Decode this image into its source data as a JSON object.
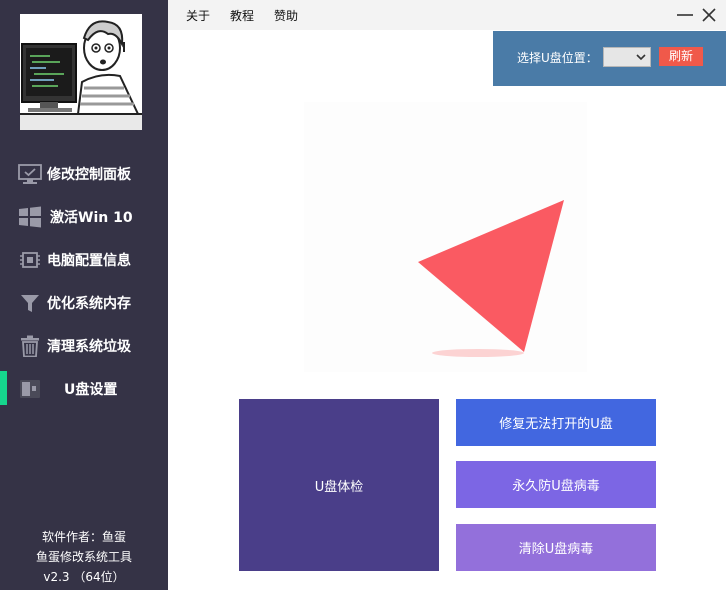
{
  "sidebar": {
    "items": [
      {
        "label": "修改控制面板",
        "icon": "monitor-check-icon"
      },
      {
        "label": "激活Win 10",
        "icon": "windows-logo-icon"
      },
      {
        "label": "电脑配置信息",
        "icon": "cpu-chip-icon"
      },
      {
        "label": "优化系统内存",
        "icon": "funnel-icon"
      },
      {
        "label": "清理系统垃圾",
        "icon": "trash-icon"
      },
      {
        "label": "U盘设置",
        "icon": "usb-drive-icon",
        "active": true
      }
    ],
    "footer": {
      "author": "软件作者：鱼蛋",
      "app_name": "鱼蛋修改系统工具",
      "version": "v2.3 （64位）"
    }
  },
  "menubar": {
    "items": [
      "关于",
      "教程",
      "赞助"
    ]
  },
  "usb_panel": {
    "label": "选择U盘位置：",
    "select_value": "",
    "refresh_label": "刷新"
  },
  "actions": {
    "check": "U盘体检",
    "repair": "修复无法打开的U盘",
    "protect": "永久防U盘病毒",
    "clean": "清除U盘病毒"
  },
  "colors": {
    "sidebar_bg": "#353346",
    "active_indicator": "#16d68d",
    "panel_bg": "#4a7ba7",
    "refresh_btn": "#f0594a",
    "triangle": "#fa5a62",
    "tile_check": "#4a3e89",
    "tile_repair": "#4267e0",
    "tile_protect": "#7c66e4",
    "tile_clean": "#9370db"
  }
}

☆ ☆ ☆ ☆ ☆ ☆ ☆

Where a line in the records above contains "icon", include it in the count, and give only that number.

6